1. Recognize what conservatives have done right and where progressives have missed the boat. What they have done correctly is frame the issues in their perspective.
2. Don't think of an elephant. If you use their language and their framing and just argue against it, you lose because you reinforce their frame.
3. The truth alone will not set you free. Just speaking the truth doesn't work. You must frame it from your perspective.
4. Speak from your moral perspective at all times. Progressive policies follow from progressive values. Get clear on your values and use the language of values.
5. Understand where conservatives are coming from. Be able to explain why they believe and what they believe.
6. Think strategically, across all issues. Think in terms of large moral goals, not in terms of programs for their own sake.
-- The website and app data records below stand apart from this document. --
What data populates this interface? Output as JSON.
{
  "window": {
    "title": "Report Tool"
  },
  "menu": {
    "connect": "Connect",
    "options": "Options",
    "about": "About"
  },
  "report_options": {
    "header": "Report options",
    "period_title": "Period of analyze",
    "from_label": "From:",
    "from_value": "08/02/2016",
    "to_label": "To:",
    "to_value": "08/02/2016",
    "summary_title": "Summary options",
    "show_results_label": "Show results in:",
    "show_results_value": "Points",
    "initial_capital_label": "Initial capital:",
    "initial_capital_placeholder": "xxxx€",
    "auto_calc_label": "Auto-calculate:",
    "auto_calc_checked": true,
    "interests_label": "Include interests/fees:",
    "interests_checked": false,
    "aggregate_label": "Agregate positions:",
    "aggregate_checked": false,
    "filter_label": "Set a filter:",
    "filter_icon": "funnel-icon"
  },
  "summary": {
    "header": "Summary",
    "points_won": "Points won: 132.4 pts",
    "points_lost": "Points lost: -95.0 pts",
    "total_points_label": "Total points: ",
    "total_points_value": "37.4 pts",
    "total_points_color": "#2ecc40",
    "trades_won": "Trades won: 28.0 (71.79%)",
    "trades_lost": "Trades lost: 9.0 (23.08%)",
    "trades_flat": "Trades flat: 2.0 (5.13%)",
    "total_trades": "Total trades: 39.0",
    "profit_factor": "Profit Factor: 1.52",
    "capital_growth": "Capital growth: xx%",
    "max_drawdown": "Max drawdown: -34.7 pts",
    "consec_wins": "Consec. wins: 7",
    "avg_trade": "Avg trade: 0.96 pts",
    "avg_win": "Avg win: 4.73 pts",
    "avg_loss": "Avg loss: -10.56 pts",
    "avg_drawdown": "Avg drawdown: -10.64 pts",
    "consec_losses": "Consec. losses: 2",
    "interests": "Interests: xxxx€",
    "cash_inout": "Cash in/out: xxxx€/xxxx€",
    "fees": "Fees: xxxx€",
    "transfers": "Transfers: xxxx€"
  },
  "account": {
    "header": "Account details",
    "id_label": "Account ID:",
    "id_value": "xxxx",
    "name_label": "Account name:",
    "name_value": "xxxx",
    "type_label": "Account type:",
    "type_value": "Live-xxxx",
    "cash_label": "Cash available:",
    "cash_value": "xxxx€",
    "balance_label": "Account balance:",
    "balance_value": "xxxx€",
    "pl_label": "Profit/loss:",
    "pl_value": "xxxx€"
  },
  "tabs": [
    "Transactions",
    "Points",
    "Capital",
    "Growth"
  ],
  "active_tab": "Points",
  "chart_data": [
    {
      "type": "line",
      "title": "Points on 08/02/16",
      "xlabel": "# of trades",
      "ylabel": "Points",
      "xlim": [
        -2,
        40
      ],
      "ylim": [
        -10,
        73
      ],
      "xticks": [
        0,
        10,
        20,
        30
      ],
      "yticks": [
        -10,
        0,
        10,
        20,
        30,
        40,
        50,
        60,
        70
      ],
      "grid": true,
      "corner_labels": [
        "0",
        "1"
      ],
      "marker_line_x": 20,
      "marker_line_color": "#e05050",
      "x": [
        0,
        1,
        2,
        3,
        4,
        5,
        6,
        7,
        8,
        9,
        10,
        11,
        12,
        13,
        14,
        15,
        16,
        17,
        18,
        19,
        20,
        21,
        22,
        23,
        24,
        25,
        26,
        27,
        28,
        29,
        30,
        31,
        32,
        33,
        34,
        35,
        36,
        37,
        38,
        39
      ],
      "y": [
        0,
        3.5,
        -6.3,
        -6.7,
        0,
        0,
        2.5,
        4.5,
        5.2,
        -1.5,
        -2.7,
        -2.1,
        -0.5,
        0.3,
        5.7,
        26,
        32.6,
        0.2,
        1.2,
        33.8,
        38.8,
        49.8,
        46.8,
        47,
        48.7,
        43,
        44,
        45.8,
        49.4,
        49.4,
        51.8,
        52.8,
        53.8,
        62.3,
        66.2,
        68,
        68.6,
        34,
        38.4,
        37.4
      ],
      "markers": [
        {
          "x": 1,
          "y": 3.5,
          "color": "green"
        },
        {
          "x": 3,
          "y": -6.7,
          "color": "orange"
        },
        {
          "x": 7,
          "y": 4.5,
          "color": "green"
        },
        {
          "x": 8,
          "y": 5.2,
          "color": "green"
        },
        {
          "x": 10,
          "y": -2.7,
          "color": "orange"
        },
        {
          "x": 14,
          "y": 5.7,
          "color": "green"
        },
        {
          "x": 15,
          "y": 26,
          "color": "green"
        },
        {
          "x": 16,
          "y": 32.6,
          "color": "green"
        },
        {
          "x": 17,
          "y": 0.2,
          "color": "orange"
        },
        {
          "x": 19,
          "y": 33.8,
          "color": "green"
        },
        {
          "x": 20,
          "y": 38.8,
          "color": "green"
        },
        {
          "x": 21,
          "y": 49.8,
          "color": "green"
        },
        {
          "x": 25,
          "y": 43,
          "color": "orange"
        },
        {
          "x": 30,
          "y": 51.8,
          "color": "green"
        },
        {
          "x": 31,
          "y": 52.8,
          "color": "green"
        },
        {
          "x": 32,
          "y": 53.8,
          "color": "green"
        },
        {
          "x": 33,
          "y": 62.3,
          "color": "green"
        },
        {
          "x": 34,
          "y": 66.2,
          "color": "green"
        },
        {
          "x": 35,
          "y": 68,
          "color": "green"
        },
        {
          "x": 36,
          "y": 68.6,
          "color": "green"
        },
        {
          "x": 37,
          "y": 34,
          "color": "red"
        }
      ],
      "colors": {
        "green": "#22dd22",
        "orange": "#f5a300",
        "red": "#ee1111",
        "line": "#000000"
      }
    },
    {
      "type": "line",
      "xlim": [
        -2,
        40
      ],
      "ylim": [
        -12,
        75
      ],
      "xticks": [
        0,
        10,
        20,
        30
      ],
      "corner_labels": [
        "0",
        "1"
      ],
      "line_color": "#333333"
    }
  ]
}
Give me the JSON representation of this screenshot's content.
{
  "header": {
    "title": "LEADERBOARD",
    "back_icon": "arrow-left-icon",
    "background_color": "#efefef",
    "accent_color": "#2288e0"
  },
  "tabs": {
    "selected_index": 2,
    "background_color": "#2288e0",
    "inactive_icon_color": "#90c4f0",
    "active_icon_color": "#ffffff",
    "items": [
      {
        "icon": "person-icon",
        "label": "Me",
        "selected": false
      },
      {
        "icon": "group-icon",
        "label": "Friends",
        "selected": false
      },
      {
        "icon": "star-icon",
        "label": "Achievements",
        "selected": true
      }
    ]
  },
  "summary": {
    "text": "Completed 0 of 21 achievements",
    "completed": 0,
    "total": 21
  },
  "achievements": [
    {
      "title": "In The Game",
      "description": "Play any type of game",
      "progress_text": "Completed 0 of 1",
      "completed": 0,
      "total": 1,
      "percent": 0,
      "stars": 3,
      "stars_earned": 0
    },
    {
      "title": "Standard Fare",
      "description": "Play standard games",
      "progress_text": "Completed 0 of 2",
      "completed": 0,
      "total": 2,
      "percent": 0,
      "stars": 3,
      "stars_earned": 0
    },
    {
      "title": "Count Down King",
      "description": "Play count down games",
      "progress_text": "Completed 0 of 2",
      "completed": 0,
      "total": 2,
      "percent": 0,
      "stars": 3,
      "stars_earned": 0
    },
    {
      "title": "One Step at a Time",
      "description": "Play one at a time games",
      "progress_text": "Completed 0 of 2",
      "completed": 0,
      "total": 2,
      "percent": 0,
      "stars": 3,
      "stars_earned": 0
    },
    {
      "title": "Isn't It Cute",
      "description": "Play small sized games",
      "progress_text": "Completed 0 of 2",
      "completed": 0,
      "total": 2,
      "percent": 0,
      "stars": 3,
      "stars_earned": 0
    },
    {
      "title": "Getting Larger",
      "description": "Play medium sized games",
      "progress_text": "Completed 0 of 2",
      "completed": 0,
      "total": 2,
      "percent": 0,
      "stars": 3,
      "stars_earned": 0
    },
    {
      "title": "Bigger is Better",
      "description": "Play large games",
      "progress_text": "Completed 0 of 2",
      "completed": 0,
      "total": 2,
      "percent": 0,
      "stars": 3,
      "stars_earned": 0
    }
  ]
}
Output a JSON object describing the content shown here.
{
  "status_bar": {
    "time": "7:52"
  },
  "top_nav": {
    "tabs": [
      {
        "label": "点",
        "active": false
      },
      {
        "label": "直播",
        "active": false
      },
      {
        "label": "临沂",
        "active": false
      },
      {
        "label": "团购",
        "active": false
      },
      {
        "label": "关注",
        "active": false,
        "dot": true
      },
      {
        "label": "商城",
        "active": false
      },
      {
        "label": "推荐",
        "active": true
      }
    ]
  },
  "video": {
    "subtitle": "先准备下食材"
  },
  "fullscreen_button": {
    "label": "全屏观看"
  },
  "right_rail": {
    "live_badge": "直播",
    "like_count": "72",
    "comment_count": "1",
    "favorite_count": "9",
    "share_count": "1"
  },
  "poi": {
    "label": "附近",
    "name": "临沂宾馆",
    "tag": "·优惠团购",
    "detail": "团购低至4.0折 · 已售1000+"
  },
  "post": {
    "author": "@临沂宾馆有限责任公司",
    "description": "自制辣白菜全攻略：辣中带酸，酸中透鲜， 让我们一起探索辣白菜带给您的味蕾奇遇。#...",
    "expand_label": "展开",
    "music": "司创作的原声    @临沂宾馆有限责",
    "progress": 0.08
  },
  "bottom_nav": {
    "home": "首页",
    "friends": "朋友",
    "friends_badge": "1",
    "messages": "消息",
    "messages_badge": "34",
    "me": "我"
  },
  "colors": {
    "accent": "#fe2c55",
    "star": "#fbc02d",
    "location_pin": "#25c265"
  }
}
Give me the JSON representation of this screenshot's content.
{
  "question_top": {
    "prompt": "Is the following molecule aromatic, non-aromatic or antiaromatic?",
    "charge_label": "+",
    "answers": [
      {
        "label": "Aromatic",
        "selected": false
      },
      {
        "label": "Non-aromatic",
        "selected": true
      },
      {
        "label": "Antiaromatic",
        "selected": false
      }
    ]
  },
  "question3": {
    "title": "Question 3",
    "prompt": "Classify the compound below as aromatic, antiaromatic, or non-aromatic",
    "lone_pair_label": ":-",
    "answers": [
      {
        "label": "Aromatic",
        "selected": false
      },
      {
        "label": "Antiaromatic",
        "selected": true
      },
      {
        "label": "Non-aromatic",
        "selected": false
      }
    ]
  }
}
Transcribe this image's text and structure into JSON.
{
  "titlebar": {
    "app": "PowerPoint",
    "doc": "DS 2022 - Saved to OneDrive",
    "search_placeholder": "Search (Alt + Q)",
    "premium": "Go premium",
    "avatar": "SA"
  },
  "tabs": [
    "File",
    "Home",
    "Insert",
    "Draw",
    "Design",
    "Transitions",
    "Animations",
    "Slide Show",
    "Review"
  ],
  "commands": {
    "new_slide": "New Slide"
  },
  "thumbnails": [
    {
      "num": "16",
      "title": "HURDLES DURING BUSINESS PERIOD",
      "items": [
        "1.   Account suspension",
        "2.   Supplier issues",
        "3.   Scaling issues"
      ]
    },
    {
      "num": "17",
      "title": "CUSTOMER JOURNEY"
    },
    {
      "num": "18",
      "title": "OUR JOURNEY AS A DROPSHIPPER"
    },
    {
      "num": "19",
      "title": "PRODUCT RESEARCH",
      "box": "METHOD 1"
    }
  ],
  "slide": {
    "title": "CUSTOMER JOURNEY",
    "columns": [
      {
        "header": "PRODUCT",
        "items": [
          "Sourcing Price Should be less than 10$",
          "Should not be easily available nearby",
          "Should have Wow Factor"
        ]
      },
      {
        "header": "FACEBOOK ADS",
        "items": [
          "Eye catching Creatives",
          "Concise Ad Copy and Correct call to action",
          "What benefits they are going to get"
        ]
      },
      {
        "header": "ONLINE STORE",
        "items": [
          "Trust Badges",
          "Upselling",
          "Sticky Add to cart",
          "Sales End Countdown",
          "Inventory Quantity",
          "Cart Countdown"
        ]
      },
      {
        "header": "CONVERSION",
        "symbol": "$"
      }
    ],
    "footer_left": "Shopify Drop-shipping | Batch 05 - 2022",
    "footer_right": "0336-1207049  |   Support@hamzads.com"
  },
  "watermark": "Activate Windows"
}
7. Think about consequences of proposals. Form progressive slippery slope initiatives. (Here's your chance Seamhead with that partial-birth abortion talk. It's a first step down the slope to end abortion)
8. Remember that voters vote their identity and values, which need not coincide with their self interests.
9. Unite! And Cooperate!
10. Be proactive, not reactive.
11. Speak to your base. Never move to the right.
Just to add some gas to the fire, Lakoff states that "eighty percent of all talking heads on television are from conservative think tanks. In 2002 four times as much money was spent on research by the right as by the left, and they got four times as much media time. They get what they pay for."
On with the discussion.
Friday, February 03, 2006
Wednesday, February 01, 2006
I think I'll vote for McCain in the next election. And, I hope Hillary runs.